Griffin Roberts – The second pick by the Cardinals, the 43rd overall selection, Roberts has yet to pitch this summer but he is not hurt. The organization, as it has done in the past with college pitchers such as Michael Wacha and Dakota Hudson, has been cautious to not over-wor Roberts after he threw 96 innings this spring for Wake Forest.

“It’s not unusual, we’ve done that before,” LaRocque said. “He’s in the middle of a throwing progression. It’s all about workloads.”

Wacha made his professional debut on July 11 in 2012 while Hudson’s first game was on July 18 two years ago.

Luken Baker – The Cardinals’ third pick, out of TCU, was also brought along slowly as he recovered from a broken leg suffered during the college season. He has been back playing now for a couple of weeks and earned a quick promotion from the rookie GCL Cardinals to a full-season club, Peoria, last week. In his first three games for the Chiefs, Baker, a right-handed hitting first baseman, was 6-of-14.

Mateo Gil – One of the youngest players in this year’s draft, Gil just celebrated his 18th birthday. The son of former major-leaguer Benji Gil has been the primary shortstop for the GCL Cardinals, where he had a .255 average in his first 25 games.

Kevin Woodall – The Cardinals’ 10th round pick from Costal Carolina recently hit three homers in one game and leads the Johnson City team with nine homers and 24 RBIs to go along with a .296 average after 26 games. The nine homers in 98 at-bats ties him for the league lead.

“He’s played both at first and the outfield and handled it well,” LaRocque said. “Offensively he is adjusting to the league and the everyday part of it. It’s been good to watch.”

Francisco Justo – The 12th round pick out of a junior college in New York, the 19-year-old right-hander has been impressive during his early outings for the GCL Cardinals. Three of the five runs he allowed in his first 15 innings came in one appearance lasting only one-third of an inning. He has 16 strikeouts in the 15 innings while issuing only four walks.

Michael Baird - Picked in the 23rd round out of Southern Illinois, Baird has been used as both a starter and reliever in State College and in his most recent start pitched five no-hit innings. Overall the right-hander, who turned 23 earlier this month, has allowed just 12 hits in 24 innings while walking two and recording 27 strikeouts. He has a 1.48 ERA and has held opponents to a .146 batting average.

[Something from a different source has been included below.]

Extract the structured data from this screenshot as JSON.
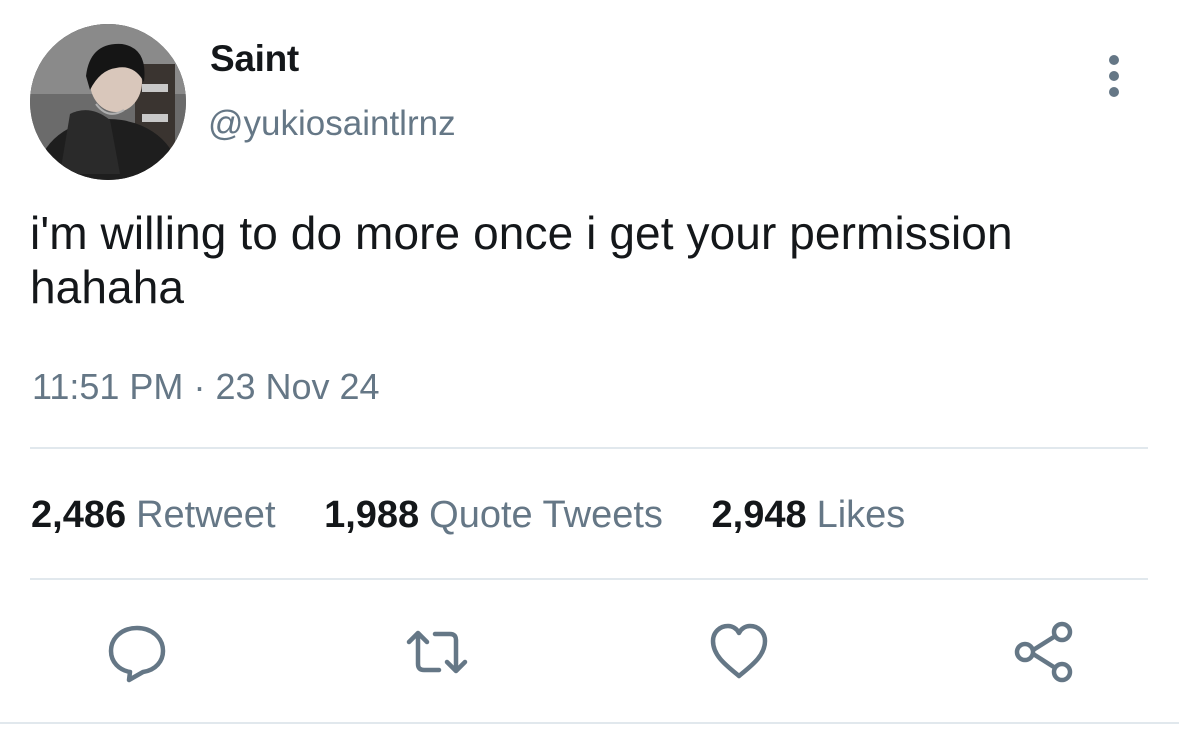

Parker Kelly – The younger brother of Memphis catcher Carson Kelly was the Cardinals’ 20th round pick out of Oregon. The right-handed reliever is at Johnson City, where he allowed six runs in his first 10 appearances but four of those came in one game. Overall he is 3-1 with a 2.87 ERA.

Connor Coward – The 26th round selection from Virginia Tech has pitched in five games for the GCL Cardinals, recording 15 strikeouts, walking one and allowing just nine hits in 16 innings. He has a 1.13 ERA and has limited opponents to a .164 batting average.

Perry Dellavalle – The right-hander selected in the 27th round might be the Cardinals’ latest small-college pitching find, coming from Seton Hill in Pennsylvania. In his first six games for the GCL Cardinals, Dellavalle is 0-1 with a 2.35 ERA with 30 strikeouts and five walks in 23 innings.

Andrew Warner – The Cardinals’ final pick, in the 40 round, Warner has been one of the best players on the GCL Cardinals, posting a .343 average through 27 games. The outfielder from Columbia (Mo.) College has hit three homers and driven in 22 runs, which Is tied for third in the league.

“He’s been aggressive and gone through good stretches,” LaRocque said. “We’re pleased.”

Ultimately, how far all of these players – and the rest of this year’s draft picks - progress through the farm system will be up to them. In a couple of years, all of the questions will begin to be answered.

“With the whole draft, you can write all the reports you want but the fact of the matter is those kids will write their own report after about three years,” said Mark DeJohn, the Cardinals’ field coordinator. “They write their own report, which is about as accurate as you can be.”

Follow Rob Rains on Twitter @RobRains